*ACTION ITEM*
When a line in the listing below contains the word "SAIDA", return a copy of that line.

====== TASK MATERIAL

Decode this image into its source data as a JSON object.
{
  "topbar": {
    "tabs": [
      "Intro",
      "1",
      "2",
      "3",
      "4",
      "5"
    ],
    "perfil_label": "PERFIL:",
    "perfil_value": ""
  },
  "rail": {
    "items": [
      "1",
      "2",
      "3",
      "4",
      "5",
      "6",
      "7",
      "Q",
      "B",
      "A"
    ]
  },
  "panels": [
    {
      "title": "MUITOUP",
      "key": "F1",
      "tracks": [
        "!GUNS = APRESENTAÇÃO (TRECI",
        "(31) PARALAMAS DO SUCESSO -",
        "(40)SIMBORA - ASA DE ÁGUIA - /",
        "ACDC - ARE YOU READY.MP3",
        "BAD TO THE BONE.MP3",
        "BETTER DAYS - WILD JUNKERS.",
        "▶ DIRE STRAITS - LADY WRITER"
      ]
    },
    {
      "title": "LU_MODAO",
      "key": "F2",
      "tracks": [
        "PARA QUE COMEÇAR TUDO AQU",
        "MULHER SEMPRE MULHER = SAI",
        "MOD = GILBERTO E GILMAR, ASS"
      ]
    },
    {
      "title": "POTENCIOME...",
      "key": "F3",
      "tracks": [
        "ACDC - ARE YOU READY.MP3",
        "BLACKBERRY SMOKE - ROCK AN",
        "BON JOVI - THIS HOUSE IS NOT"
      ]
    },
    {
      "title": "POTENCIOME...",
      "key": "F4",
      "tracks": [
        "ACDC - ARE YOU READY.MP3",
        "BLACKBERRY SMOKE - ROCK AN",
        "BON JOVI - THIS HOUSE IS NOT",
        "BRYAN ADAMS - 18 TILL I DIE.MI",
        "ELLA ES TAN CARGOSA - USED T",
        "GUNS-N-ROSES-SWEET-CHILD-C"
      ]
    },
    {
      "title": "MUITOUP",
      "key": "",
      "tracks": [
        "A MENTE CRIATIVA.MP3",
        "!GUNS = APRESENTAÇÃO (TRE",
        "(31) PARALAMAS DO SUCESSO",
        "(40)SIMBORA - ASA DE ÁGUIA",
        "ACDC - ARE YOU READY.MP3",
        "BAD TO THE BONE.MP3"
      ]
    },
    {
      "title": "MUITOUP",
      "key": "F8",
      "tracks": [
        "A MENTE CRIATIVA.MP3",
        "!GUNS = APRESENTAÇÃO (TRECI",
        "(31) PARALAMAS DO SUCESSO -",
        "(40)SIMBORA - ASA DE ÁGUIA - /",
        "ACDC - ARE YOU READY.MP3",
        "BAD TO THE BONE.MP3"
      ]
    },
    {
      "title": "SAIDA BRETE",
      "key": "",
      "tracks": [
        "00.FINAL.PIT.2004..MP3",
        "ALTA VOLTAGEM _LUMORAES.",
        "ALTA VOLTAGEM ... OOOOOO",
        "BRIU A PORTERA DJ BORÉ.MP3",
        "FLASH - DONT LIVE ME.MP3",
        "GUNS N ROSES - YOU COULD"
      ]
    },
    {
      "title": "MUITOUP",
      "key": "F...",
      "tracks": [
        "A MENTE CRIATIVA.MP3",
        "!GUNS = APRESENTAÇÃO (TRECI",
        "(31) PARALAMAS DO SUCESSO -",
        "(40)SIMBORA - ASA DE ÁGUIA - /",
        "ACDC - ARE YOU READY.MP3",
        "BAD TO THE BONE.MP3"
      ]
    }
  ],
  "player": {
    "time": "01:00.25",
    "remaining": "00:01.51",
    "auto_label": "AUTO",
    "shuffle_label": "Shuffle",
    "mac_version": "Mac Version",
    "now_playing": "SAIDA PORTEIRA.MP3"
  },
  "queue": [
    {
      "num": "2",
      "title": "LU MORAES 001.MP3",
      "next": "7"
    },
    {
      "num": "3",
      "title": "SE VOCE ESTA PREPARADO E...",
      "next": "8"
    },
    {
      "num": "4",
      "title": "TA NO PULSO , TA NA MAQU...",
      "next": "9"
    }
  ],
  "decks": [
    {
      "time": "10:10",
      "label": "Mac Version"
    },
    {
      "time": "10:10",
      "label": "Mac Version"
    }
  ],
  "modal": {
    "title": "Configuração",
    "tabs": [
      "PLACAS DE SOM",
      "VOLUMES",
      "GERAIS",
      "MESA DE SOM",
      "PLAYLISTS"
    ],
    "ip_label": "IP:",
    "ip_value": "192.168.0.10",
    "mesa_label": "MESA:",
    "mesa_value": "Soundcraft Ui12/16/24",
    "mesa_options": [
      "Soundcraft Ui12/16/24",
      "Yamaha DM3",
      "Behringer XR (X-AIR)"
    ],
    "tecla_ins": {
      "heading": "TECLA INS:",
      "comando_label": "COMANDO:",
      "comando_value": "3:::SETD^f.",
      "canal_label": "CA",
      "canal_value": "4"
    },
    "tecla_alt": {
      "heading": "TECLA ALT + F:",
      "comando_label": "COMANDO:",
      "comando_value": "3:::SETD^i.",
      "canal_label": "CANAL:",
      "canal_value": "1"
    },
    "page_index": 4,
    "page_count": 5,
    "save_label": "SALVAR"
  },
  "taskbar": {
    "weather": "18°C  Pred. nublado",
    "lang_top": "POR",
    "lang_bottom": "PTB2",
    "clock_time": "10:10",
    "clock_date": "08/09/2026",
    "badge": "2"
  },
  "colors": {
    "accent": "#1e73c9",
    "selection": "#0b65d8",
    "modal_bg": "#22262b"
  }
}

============

*ANSWER SPACE*
      "title": "SAIDA BRETE",
    "now_playing": "SAIDA PORTEIRA.MP3"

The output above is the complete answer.